The Morning Read: Tuesday, March 4, 2008

Hillary Clinton continued to press Barack Obama on national security in the final hours of campaigning yesterday.

Jackie Calmes wonders what would constitute an absolute win in today’s primaries.

Michael Saul describes Obama as “exasperated” during yesterday’s press conference where he faced tough questions from the media.

Eliot Spitzer is skirting his own campaign contribution limit by asking donors to give money to the state Democratic Party, which he controls.

Sheldon Silver can’t believe what Michael Bloomberg said about the Assembly.

Legislators are negotiating congestion pricing.

WABC would like Bloomberg to keep his radio hour with them, but Bloomberg might not want to stay when Curtis Sliwa takes over.

Andrew Cuomo’s office sued the nightclub Tonic–which held a party for Barack Obama supporters on February 5–because it allegedly discriminates against black people.

The Washington Times writes about Cuomo’s deal with Fannie Mae and Freddie Mac.

Joel Klein and Dennis Walcott defended mayoral control of city schools during the first ever City Council hearing on the issue.

City lawmakers want New Jersey drivers to pay the congestion pricing fee proposed by Bloomberg.

Spitzer will introduce a plan to stem the tide of home foreclosures.

James Tedisco is getting his member-item money.

“Analysts are slapping more Buy recommendations and fewer Sells on the stocks they cover than at any time since New York State Attorney-General Eliot Spitzer’s crusade against conflicts of interest,” writes Financial News.

State legislators are joining Bloomberg’s coalition against illegal guns.

Today N.Y.U. is lobbying for aide from the state.

Sharpe James’ trail moves forward.
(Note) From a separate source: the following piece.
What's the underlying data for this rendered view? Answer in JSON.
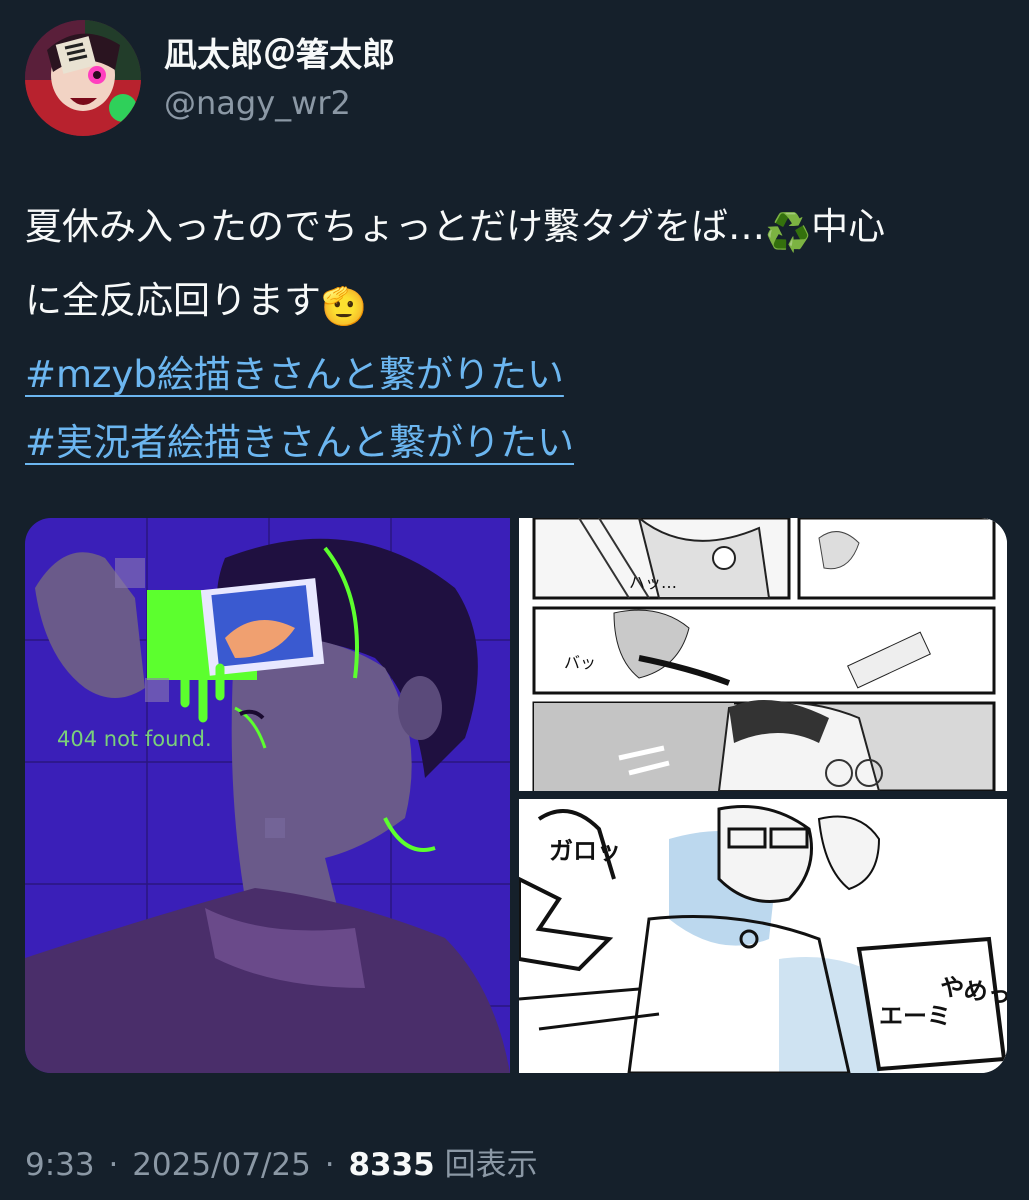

On the recent special election upstate, Bill Hammond writes that Spitzer “wisely avoided letting the Aubertine-Barclay race become a referendum on his leadership.”

The New York Post editorial board takes note of the inconsistency between city school officials giving cell phones to students who are not allowed to bring cell phones to school.

And the Daily News editorial board doesn’t want elected official to water down mayoral control of city schools.

The Morning Read: Tuesday, March 4, 2008